In accusing me along with several other journalists of overhyping in order to gain clicks, McAlevey impugned our professionalism and integrity. I was a reporter for The New York Times for 31 years, 19 of them covering labor, and anyone with minimal knowledge of my work knows I don’t hype things.
After McAlevey’s story appeared, I asked her to give me one example of how my story overhyped anything. She failed to do so. I invite The Nation’s readers to read my story to decide whether McAlevey was being fair and honest in accusing me of overhyping. Many labor experts said the Amazon unionization effort was the most important, most high-stakes unionization effort in years, if not decades, so it was dismaying to see McAlevey, The Nation’s chief labor expert—her title is strikes correspondent—criticizing other labor journalists for “overhyping,” when they were merely giving a very important labor story the attention and coverage it deserved.

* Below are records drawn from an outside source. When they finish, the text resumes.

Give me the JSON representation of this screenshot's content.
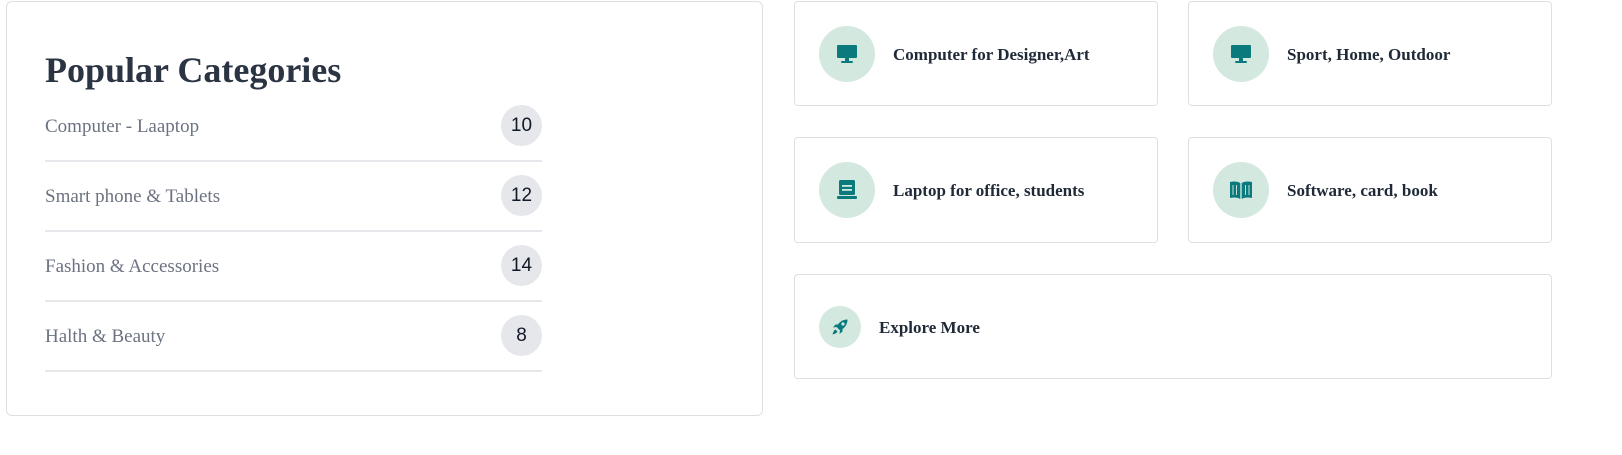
{
  "popular": {
    "title": "Popular Categories",
    "items": [
      {
        "label": "Computer - Laaptop",
        "count": "10"
      },
      {
        "label": "Smart phone & Tablets",
        "count": "12"
      },
      {
        "label": "Fashion & Accessories",
        "count": "14"
      },
      {
        "label": "Halth & Beauty",
        "count": "8"
      }
    ]
  },
  "tiles": [
    {
      "title": "Computer for Designer,Art",
      "icon": "monitor-icon"
    },
    {
      "title": "Sport, Home, Outdoor",
      "icon": "monitor-icon"
    },
    {
      "title": "Laptop for office, students",
      "icon": "laptop-icon"
    },
    {
      "title": "Software, card, book",
      "icon": "book-icon"
    }
  ],
  "explore": {
    "title": "Explore More",
    "icon": "rocket-icon"
  },
  "colors": {
    "accent": "#0b7a7d",
    "icon_bg": "#d3e8df",
    "border": "#dcdfe4"
  }
}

I’ve been reading Steven Greenhouse’s stories for more than 20 years. In that time, among my fellow unionists, I’ve often defended his right to criticize unions when they deserved criticism. The story I wrote in The Nation wasn’t about Greenhouse. It was about how workers fighting Amazon might succeed in future campaigns. But it remains the case that his coverage of that failed effort—a failure most veteran labor organizers saw coming very early on—clearly painted a rosy picture at odds with the reality of what it takes to win a serious anti-union campaign. Did Greenhouse “overhype” the prospects of victory at Amazon? Readers can examine his stories and decide for themselves. Such coverage certainly contributed to a dangerous narrative that workers can’t win by setting up the future of labor as riding on Bessemer. Finally, you’d hope an elder statesman of labor journalism would understand that it was never about him—and perhaps be a tad less thin-skinned.